TORONTO (Reuters) - Canada’s main stock index ended higher on Thursday as a rise in copper prices supported shares of some mining companies, offsetting a decline in the energy sector.
The benchmark TSX’s second straight gain follows equity market weakness after a strong U.S. jobs report on Friday fueled investor speculation that the Federal Reserve might raise interest rates sooner than expected.
But data showing that U.S. retail sales unexpectedly fell in February did help ease some of those fears.
Copper hit its highest prices in more than a week after upbeat lending data out of China calmed fears about metals demand, while energy shares followed the price of U.S. crude oil lower. [O/R]
Oil prices have been choppy in recent months over concerns about global oversupply. A plunge in prices from the middle of last year has recently begun to show signs of leveling off.
Still, investors should not be betting on oil “until something in the fundamentals really changes,” said Marcus Xu, portfolio manager and president at M.Y. Capital Management Corp, who noted that oil inventories were still going up.
“I’m not bullish on the energy sector,” he added. “But if you’re a long-term investor and you have high quality names, you stay with them.”
The Toronto Stock Exchange’s S&P/TSX composite index .GSPTSE closed up 31.52 points, or 0.21 percent, at 14,770.72. Seven of the 10 main sectors on the index were higher.

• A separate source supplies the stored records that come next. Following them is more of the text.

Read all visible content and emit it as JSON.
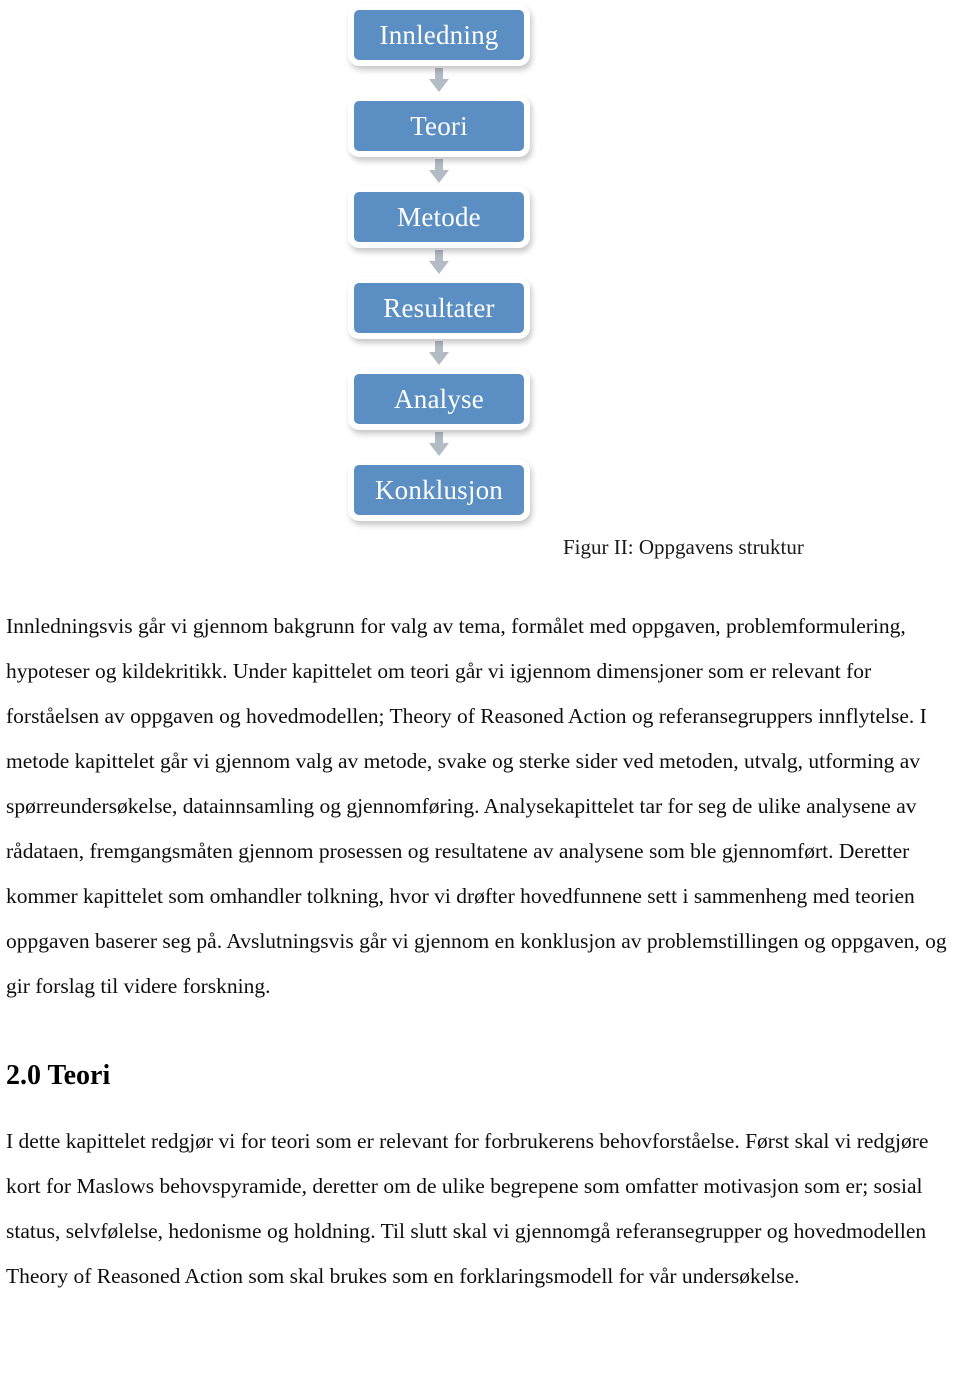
{
  "figure": {
    "nodes": [
      {
        "label": "Innledning"
      },
      {
        "label": "Teori"
      },
      {
        "label": "Metode"
      },
      {
        "label": "Resultater"
      },
      {
        "label": "Analyse"
      },
      {
        "label": "Konklusjon"
      }
    ],
    "arrow_icon": "arrow-down-icon",
    "caption": "Figur II: Oppgavens struktur",
    "node_fill_color": "#5b8fc4",
    "node_text_color": "#ffffff",
    "arrow_color": "#b3bbc4"
  },
  "content": {
    "paragraph_intro": "Innledningsvis går vi gjennom bakgrunn for valg av tema, formålet med oppgaven, problemformulering, hypoteser og kildekritikk. Under kapittelet om teori går vi igjennom dimensjoner som er relevant for forståelsen av oppgaven og hovedmodellen; Theory of Reasoned Action og referansegruppers innflytelse. I metode kapittelet går vi gjennom valg av metode, svake og sterke sider ved metoden, utvalg, utforming av spørreundersøkelse, datainnsamling og gjennomføring. Analysekapittelet tar for seg de ulike analysene av rådataen, fremgangsmåten gjennom prosessen og resultatene av analysene som ble gjennomført. Deretter kommer kapittelet som omhandler tolkning, hvor vi drøfter hovedfunnene sett i sammenheng med teorien oppgaven baserer seg på. Avslutningsvis går vi gjennom en konklusjon av problemstillingen og oppgaven, og gir forslag til videre forskning.",
    "heading_teori": "2.0 Teori",
    "paragraph_teori": "I dette kapittelet redgjør vi for teori som er relevant for forbrukerens behovforståelse. Først skal vi redgjøre kort for Maslows behovspyramide, deretter om de ulike begrepene som omfatter motivasjon som er; sosial status, selvfølelse, hedonisme og holdning. Til slutt skal vi gjennomgå referansegrupper og hovedmodellen Theory of Reasoned Action som skal brukes som en forklaringsmodell for vår undersøkelse."
  }
}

In the mining sector, First Quantum Minerals Ltd (FM.TO) gained 0.5 percent to C$13.81, and Teck Resources Ltd TCKb.TO added 1 percent to C$17.91.
Editing by Bernadette Baum and Lisa Shumaker